IN A NUTSHELL: It’s been a 14-year wait, and the trailers weren’t promising, but this is a splendid “3rd Gig” for a landmark series – so far, at least. Roll on the second half!

Addendum: The series was made by Production I.G (home to the Ghost franchise since the first film in 1995), in collaboration with the younger Sola Digital Arts studio founded in 2010. An obvious precursor to SAC_2045 was the Netflix-distributed anime version of Ultraman in 2019, which involved not only those same two studios, but also the same directors, Kamiyama and Aramaki. The animation looked substantially clunkier than SAC_2045, but then Ultraman wasn’t part of an acclaimed anime franchise. Rather it was a tribute to a venerable (mostly) live-action franchise, not known for cutting edge effects.

Five years before Ultraman, Sola Digital had made an action film with CG visuals which today’s viewers would find more acceptable than the later Netflix series. That film was 2014’s Appleseed Alpha, inspired by a manga by Masamune Shirow, who also created Ghost in the Shell. Perhaps Sola Digital and Production I.G could have produced a feature-length Ghost film on these lines, but a ten-hour series was probably impossible. (Remember, the SAC_2045 episodes which have dropped on Netfix so far are only the first half of the series.)
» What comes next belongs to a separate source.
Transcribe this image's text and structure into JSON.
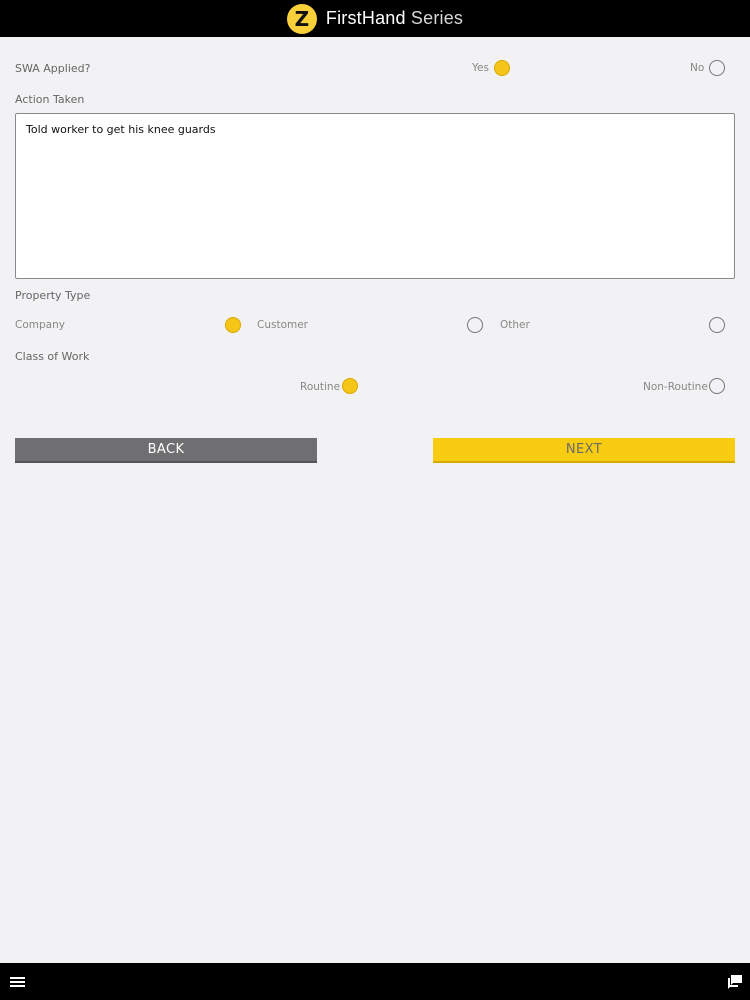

More crucially, Production I.G is still demonstrably capable of creating an old-style traditionally animated action series like Complex’s earlier seasons. You only need to look at this scene from the studio’s TV series Psycho-Pass 3, broadcast in 2019. If I.G judges that SAC_2045’s CG visuals hurt its popularity, then it can always go back to the “old way” for a future iteration of the franchise.

Andrew Osmond is the author of the book on the original 1995 Ghost in the Shell film, published by Arrow Books. He’s also a journalist specialising in animation and has a website at anime-etc.net